The perception of fairness is a measure of conflict competence within an organization.  And yes, fairness can be measured.  Blaine Donais (www.workplacefairness.ca) has developed a Fairness Cost Analysis tool which can be used to put a price tag on conflict. This tool is one way you can put a price on low employee engagement and build a sound business case for taking steps to improve.

Consider the systems you have in place for addressing conflict within your organization. For example: are employees free to approach managers outside the chain of command through a formalized open door policy? If so, do managers receive adequate training in resolving disputes? Do employees know about the policy? Were employees involved with the development of the policy, and are they included in ongoing evaluations?

Another example of an aspect of your conflict resolution system is managerial decision making. Do you have firm and transparent policies in place for addressing such common concerns as tardiness, and sick days? Are these policies administered consistently through all departments and at all levels of your organization?

Your conflict resolution system may include conflict coaching, training, peer mediation and an ombuds office as well.

With your options for resolving conflict in mind (your “conflict management system”) how would you rank your organization on the following questions on a scale of 1-5:

  • How accessible is the system to every employee in the workplace?
  • How well does the system protect the legal rights of the participants?
  • Has there been appropriate stakeholder consultation throughout development, implementation, and monitoring of the system?
  • How cost effective is it?
  • How well does the system encourage individuals to resolve their own conflicts?
  • Do you have adequate facilities and services to support it?
  • How well does the system improve itself through self-evaluation and system change?

Likely these questions will provoke some thought for you about your current approaches to conflicts and how effective they are.  Now take things one step further and imagine ranking your organization against those in a comparable market sector and industry.  How do you rank?

Imagine the possibilities.
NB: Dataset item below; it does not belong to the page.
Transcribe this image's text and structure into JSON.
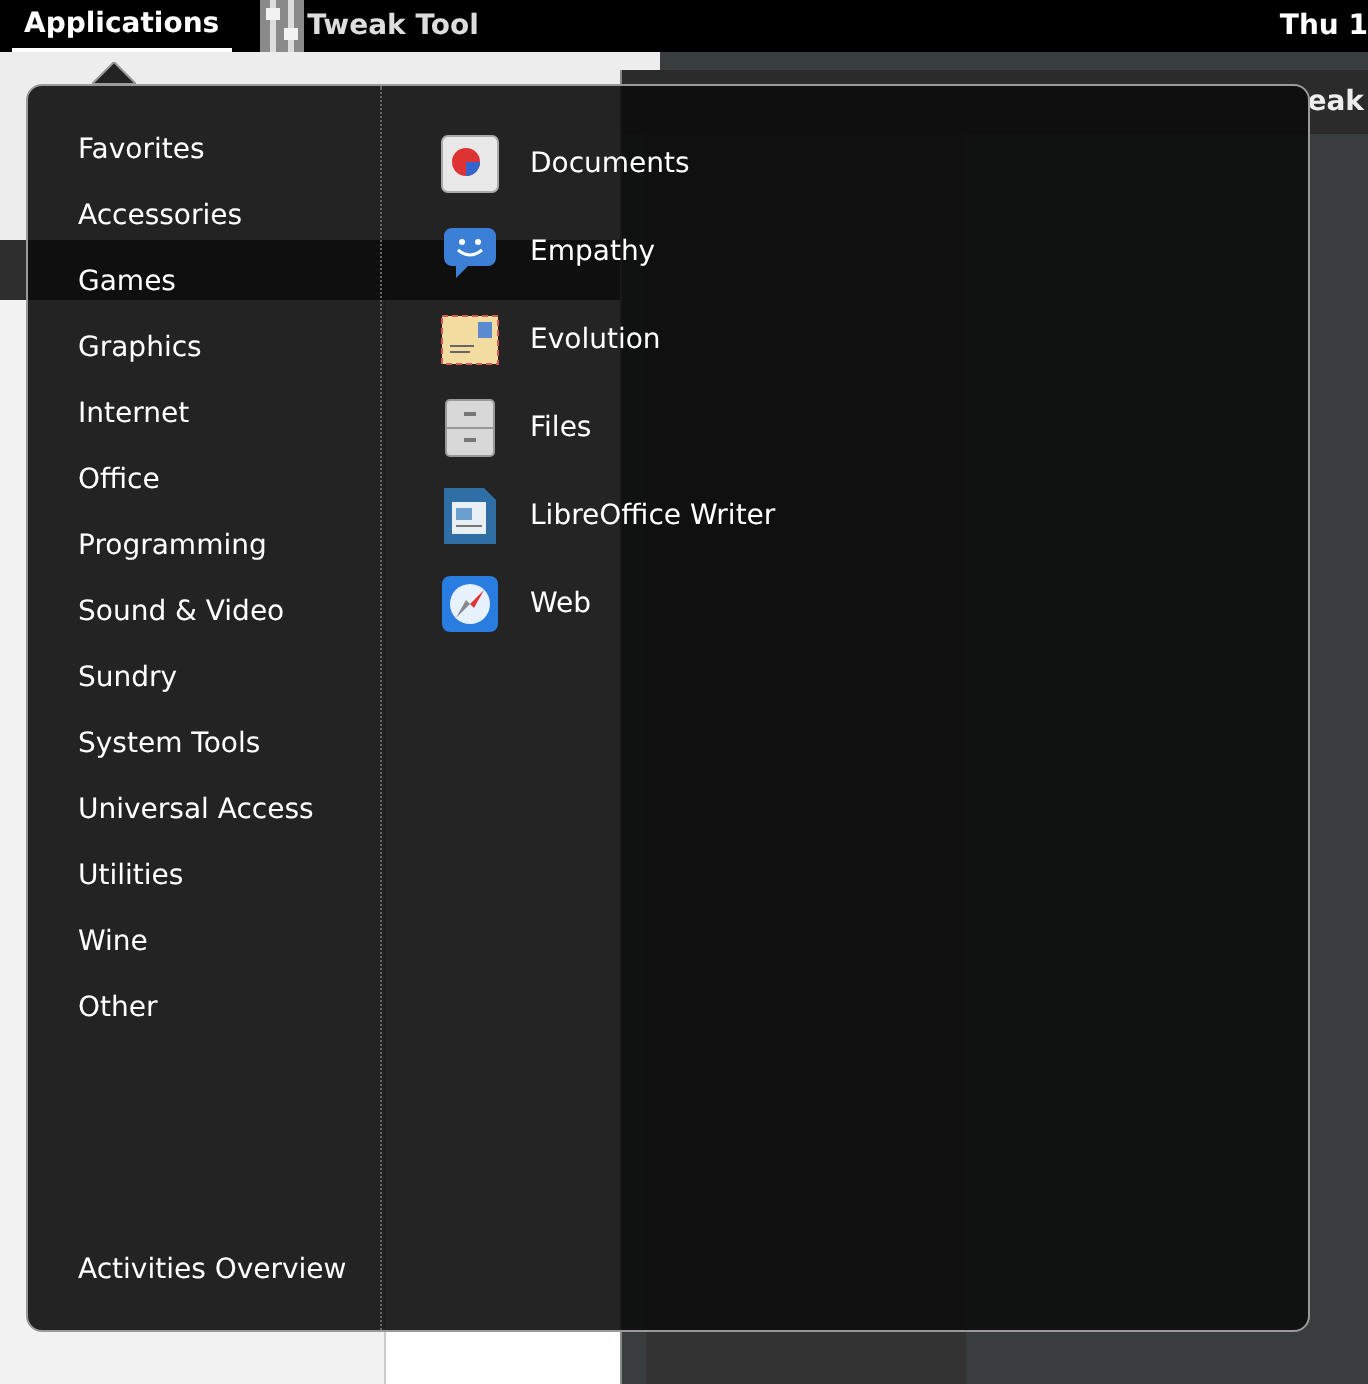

Your fairness ranking becomes a topic for discussion in the most compelling job interviews, and you are able to attract and retain employees because you know, and you can prove, that you treat them fairly, and have the systems in place to address conflict when it comes up. You can make a sound business case for investing in effective conflict management practices.
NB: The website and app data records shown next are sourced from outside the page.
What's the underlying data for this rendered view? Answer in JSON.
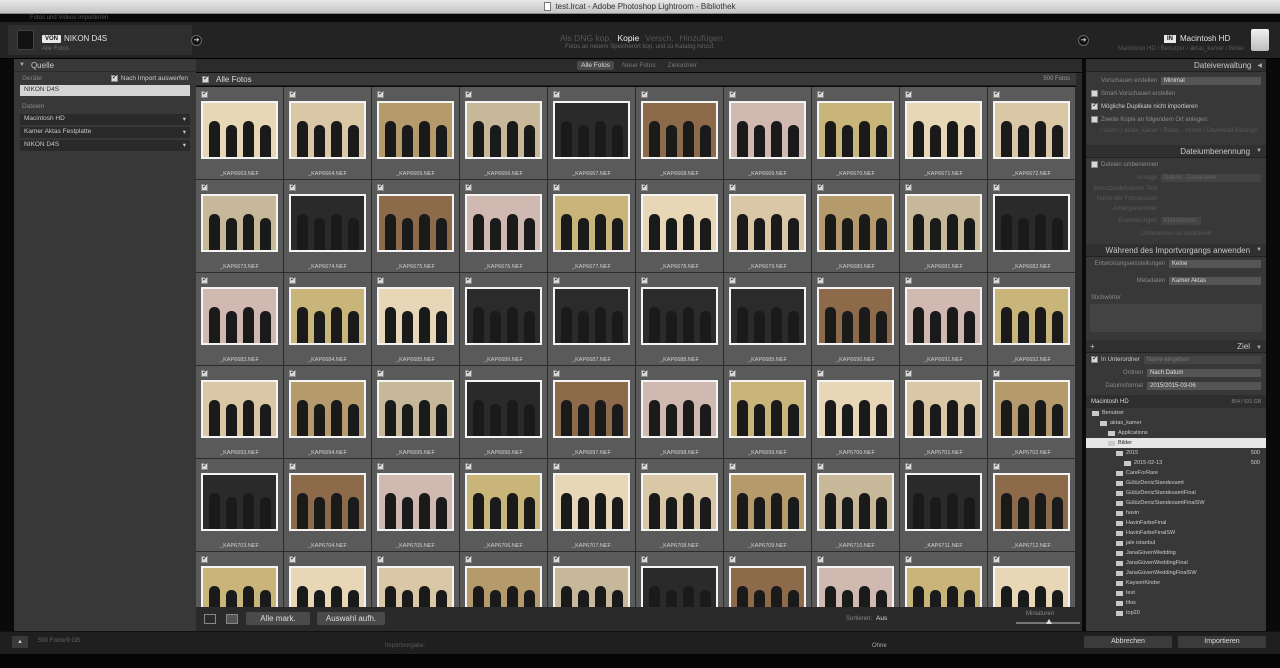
{
  "window": {
    "title": "test.lrcat - Adobe Photoshop Lightroom - Bibliothek",
    "subtitle": "Fotos und Videos importieren"
  },
  "source": {
    "from_badge": "VON",
    "device": "NIKON D4S",
    "device_sub": "Alle Fotos"
  },
  "modes": {
    "tabs": [
      "Als DNG kop.",
      "Kopie",
      "Versch.",
      "Hinzufügen"
    ],
    "active": "Kopie",
    "description": "Fotos an neuem Speicherort kop. und zu Katalog hinzuf."
  },
  "dest": {
    "in_badge": "IN",
    "disk": "Macintosh HD",
    "path": "Macintosh HD / Benutzer / aktas_kamer / Bilder"
  },
  "left_panel": {
    "title": "Quelle",
    "devices_label": "Geräte",
    "eject_label": "Nach Import auswerfen",
    "selected_device": "NIKON D4S",
    "files_label": "Dateien",
    "volumes": [
      "Macintosh HD",
      "Kamer Aktas Festplatte",
      "NIKON D4S"
    ]
  },
  "view_tabs": {
    "items": [
      "Alle Fotos",
      "Neue Fotos",
      "Zielordner"
    ],
    "active": "Alle Fotos"
  },
  "grid": {
    "header": "Alle Fotos",
    "count": "500 Fotos",
    "rows": [
      [
        "_KAP6663.NEF",
        "_KAP6664.NEF",
        "_KAP6665.NEF",
        "_KAP6666.NEF",
        "_KAP6667.NEF",
        "_KAP6668.NEF",
        "_KAP6669.NEF",
        "_KAP6670.NEF",
        "_KAP6671.NEF",
        "_KAP6672.NEF"
      ],
      [
        "_KAP6673.NEF",
        "_KAP6674.NEF",
        "_KAP6675.NEF",
        "_KAP6676.NEF",
        "_KAP6677.NEF",
        "_KAP6678.NEF",
        "_KAP6679.NEF",
        "_KAP6680.NEF",
        "_KAP6681.NEF",
        "_KAP6682.NEF"
      ],
      [
        "_KAP6683.NEF",
        "_KAP6684.NEF",
        "_KAP6685.NEF",
        "_KAP6686.NEF",
        "_KAP6687.NEF",
        "_KAP6688.NEF",
        "_KAP6689.NEF",
        "_KAP6690.NEF",
        "_KAP6691.NEF",
        "_KAP6692.NEF"
      ],
      [
        "_KAP6693.NEF",
        "_KAP6694.NEF",
        "_KAP6695.NEF",
        "_KAP6696.NEF",
        "_KAP6697.NEF",
        "_KAP6698.NEF",
        "_KAP6699.NEF",
        "_KAP6700.NEF",
        "_KAP6701.NEF",
        "_KAP6702.NEF"
      ],
      [
        "_KAP6703.NEF",
        "_KAP6704.NEF",
        "_KAP6705.NEF",
        "_KAP6706.NEF",
        "_KAP6707.NEF",
        "_KAP6708.NEF",
        "_KAP6709.NEF",
        "_KAP6710.NEF",
        "_KAP6711.NEF",
        "_KAP6712.NEF"
      ],
      [
        "",
        "",
        "",
        "",
        "",
        "",
        "",
        "",
        "",
        ""
      ]
    ]
  },
  "bottombar": {
    "check_all": "Alle mark.",
    "uncheck_all": "Auswahl aufh.",
    "sort_label": "Sortieren:",
    "sort_value": "Aus",
    "thumbs_label": "Miniaturen"
  },
  "right_panel": {
    "file_handling": {
      "title": "Dateiverwaltung",
      "previews_label": "Vorschauen erstellen",
      "previews_value": "Minimal",
      "smart_previews": "Smart-Vorschauen erstellen",
      "no_duplicates": "Mögliche Duplikate nicht importieren",
      "second_copy": "Zweite Kopie an folgendem Ort anlegen:",
      "second_copy_path": "/ Users / aktas_kamer / Pictur... mmen / Download Backups"
    },
    "rename": {
      "title": "Dateiumbenennung",
      "rename_files": "Dateien umbenennen",
      "template_label": "Vorlage",
      "template_value": "Datum - Dateiname",
      "custom_text": "Benutzerdefinierter Text",
      "shoot_name": "Name der Fotosession",
      "start_number": "Anfangsnummer",
      "extensions": "Erweiterungen",
      "extensions_value": "Kleinbuchst.",
      "sample": "Unbenennen ist deaktiviert"
    },
    "apply": {
      "title": "Während des Importvorgangs anwenden",
      "dev_label": "Entwicklungseinstellungen",
      "dev_value": "Keine",
      "meta_label": "Metadaten",
      "meta_value": "Kamer Aktas",
      "keywords_label": "Stichwörter"
    },
    "dest": {
      "title": "Ziel",
      "subfolder_label": "In Unterordner",
      "subfolder_placeholder": "Name eingeben",
      "organize_label": "Ordnen",
      "organize_value": "Nach Datum",
      "date_format_label": "Datumsformat",
      "date_format_value": "2015/2015-03-06",
      "disk_name": "Macintosh HD",
      "disk_space": "804 / 931 GB",
      "tree": [
        {
          "name": "Benutzer",
          "depth": 0,
          "count": ""
        },
        {
          "name": "aktas_kamer",
          "depth": 1,
          "count": ""
        },
        {
          "name": "Applications",
          "depth": 2,
          "count": ""
        },
        {
          "name": "Bilder",
          "depth": 2,
          "count": ""
        },
        {
          "name": "2015",
          "depth": 3,
          "count": "500"
        },
        {
          "name": "2015-02-13",
          "depth": 4,
          "count": "500"
        },
        {
          "name": "CareForRare",
          "depth": 3,
          "count": ""
        },
        {
          "name": "GülüzDenizStandesamt",
          "depth": 3,
          "count": ""
        },
        {
          "name": "GülüzDenizStandesamtFinal",
          "depth": 3,
          "count": ""
        },
        {
          "name": "GülüzDenizStandesamtFinalSW",
          "depth": 3,
          "count": ""
        },
        {
          "name": "havin",
          "depth": 3,
          "count": ""
        },
        {
          "name": "HavinFarbeFinal",
          "depth": 3,
          "count": ""
        },
        {
          "name": "HavinFarbeFinalSW",
          "depth": 3,
          "count": ""
        },
        {
          "name": "jale istanbul",
          "depth": 3,
          "count": ""
        },
        {
          "name": "JanaGüvenWedding",
          "depth": 3,
          "count": ""
        },
        {
          "name": "JanaGüvenWeddingFinal",
          "depth": 3,
          "count": ""
        },
        {
          "name": "JanaGüvenWeddingFinalSW",
          "depth": 3,
          "count": ""
        },
        {
          "name": "KayseriKinder",
          "depth": 3,
          "count": ""
        },
        {
          "name": "test",
          "depth": 3,
          "count": ""
        },
        {
          "name": "tilos",
          "depth": 3,
          "count": ""
        },
        {
          "name": "top20",
          "depth": 3,
          "count": ""
        }
      ]
    }
  },
  "footer": {
    "count": "500 Fotos/9 GB",
    "import_preset_label": "Importvorgabe:",
    "import_preset_value": "Ohne",
    "cancel": "Abbrechen",
    "import": "Importieren"
  },
  "colors": {
    "panel": "#383838",
    "grid_cell": "#5a5a5a",
    "accent_white": "#f4f4f4"
  }
}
Marjorie Munroe, C.Med., W.F.A. is a consultant, mediator and trainer with the PULSE Institute and the Co-Director of the Alberta branch of the Workplace Fairness Institute.